TriLite announces that its Trixel® 3, the world’s smallest projection display, has been chosen by SPIE, the international society for optics and photonics, as a winner at its 2023 Prism Awards.
The annual award, now in its 15th year, recognizes industrial innovation in optics and photonics. For consideration in the 2023 Prism Awards, SPIE received 76 applications from 19 countries; 24 companies were selected as finalists, across eight categories. Finalists and winners were selected by a panel of international judges who leveraged the knowledge and acumen of leaders from across the technology commercialization and funding sectors.
As the world’s smallest, lightest, and brightest laser beam scanner (LBS) designed for high-volume consumer augmented reality (AR) applications, Trixel 3 was chosen as the winner of the category ‘AR VR MR’.
Peter Weigand, CEO at TriLite, said: “We’re delighted to be honored by SPIE, with this recognition of Trixel 3 as a breakthrough innovation for AR displays. Our latest product evolution, Trixel 3, sets a new standard in super small projection displays, and it is a revolutionary step forward in terms of size, weight, image quality, optical compatibility, power consumption and reliability.”

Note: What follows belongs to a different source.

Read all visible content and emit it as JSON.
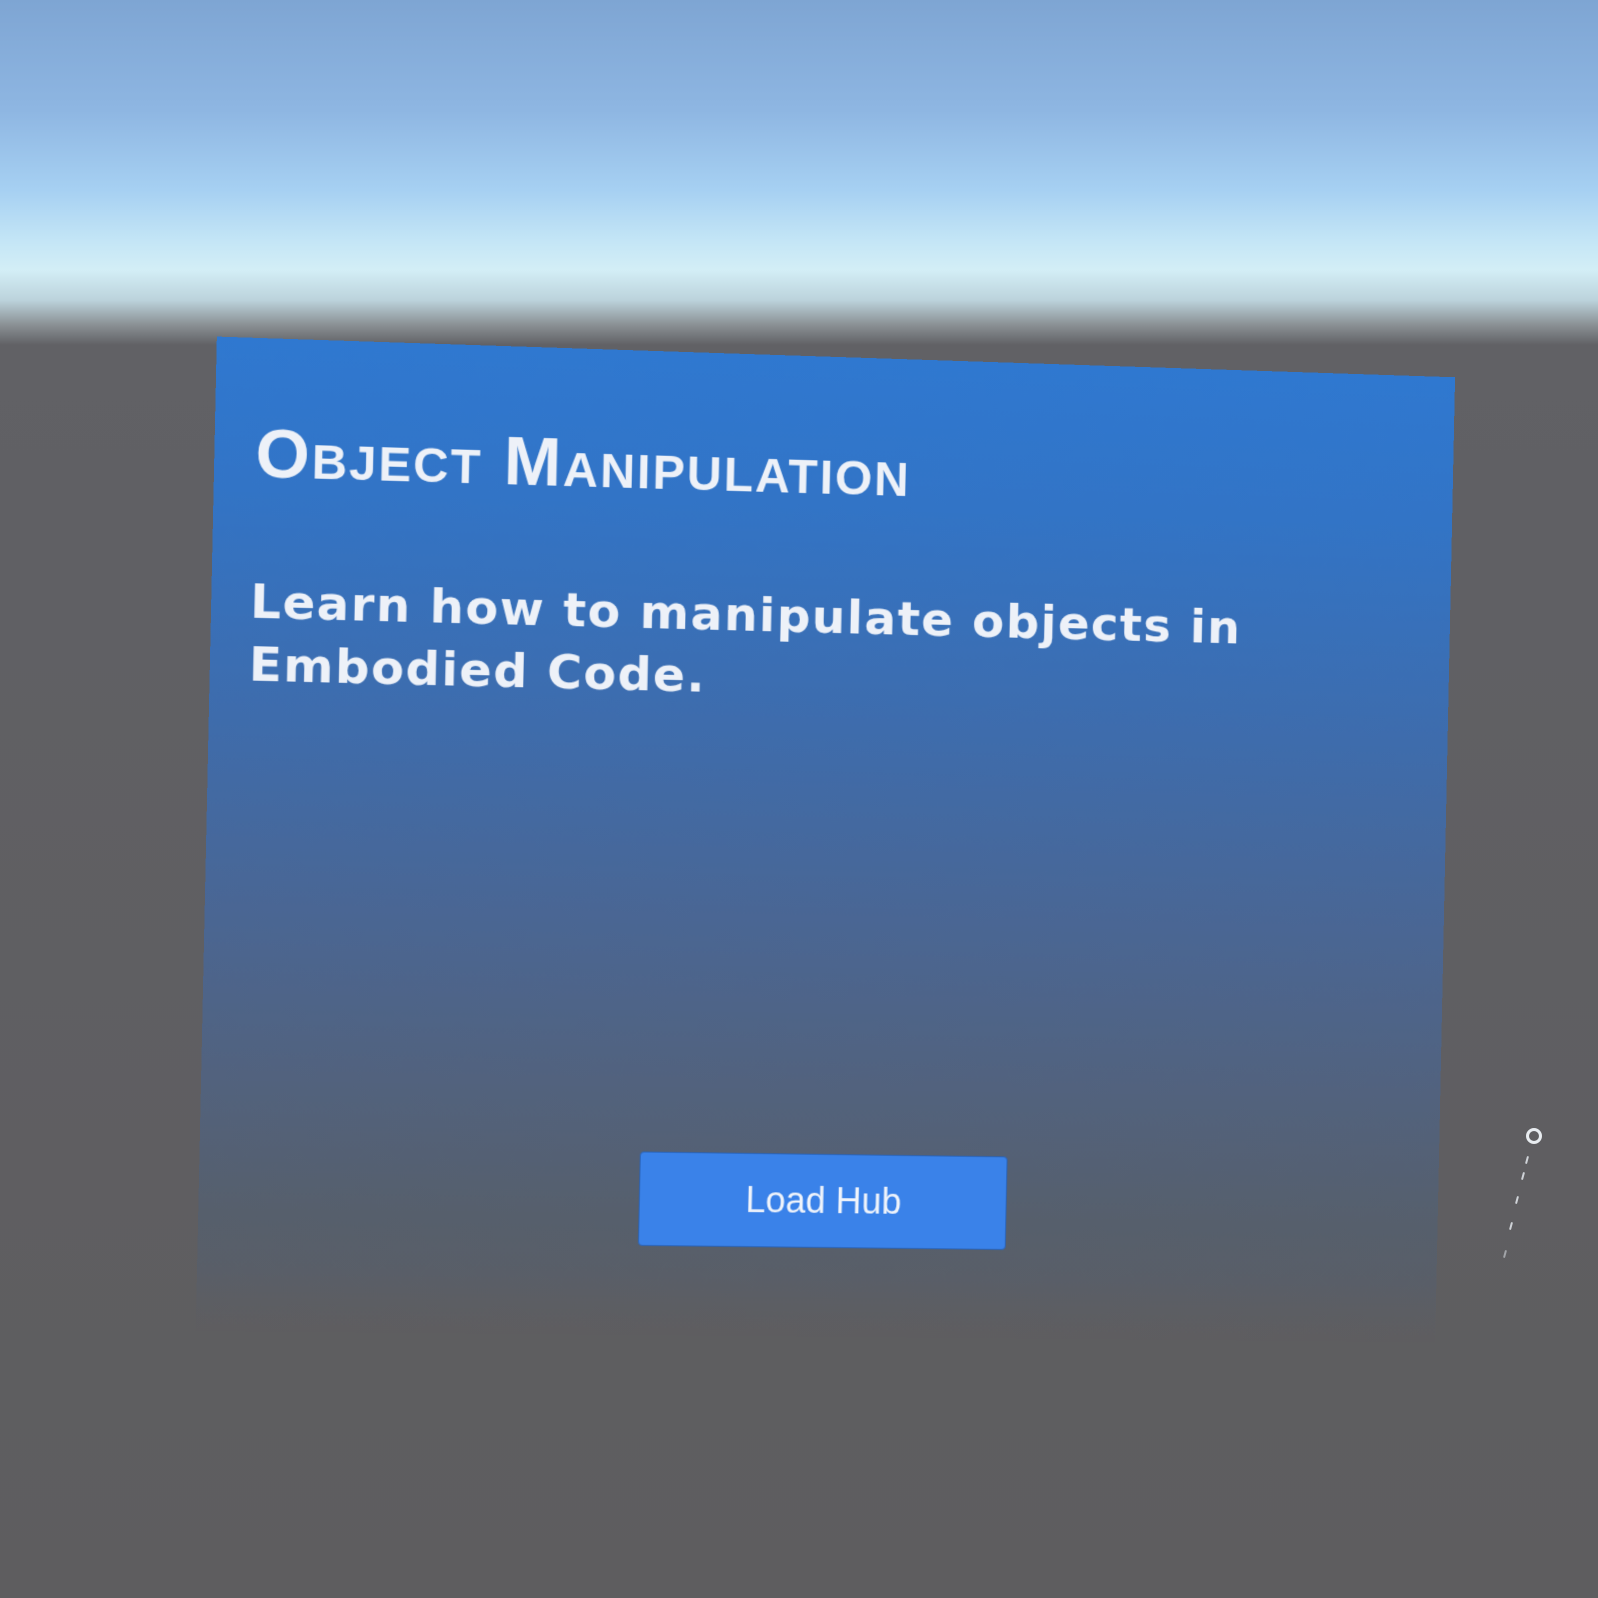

The Trixel 3 ultra-compact optical display engine combines TriLite’s miniature and lightweight laser beam scanner (LBS), a single 2D MEMS mirror, all optical components, and the TriLite Calibration Module (TCM) that shifts light module complexity from hardware to software. The LBS module weighs less than 1.5g, and has a volume of less than 1cm3.
As well as being tiny and lightweight, the Trixel 3 is designed for mass manufacturing. It provides a bright display that’s easy to read in direct sunlight, and its optimized optical path requires no relay optics, further saving space and weight. Its low system latency ensures AR images integrate naturally with a wearer’s surroundings and spatial movements.
More information on the Prism Awards is at https://www.photonicsprismaward.com. The awards ceremony took place at Photonics West, in San Francisco, California.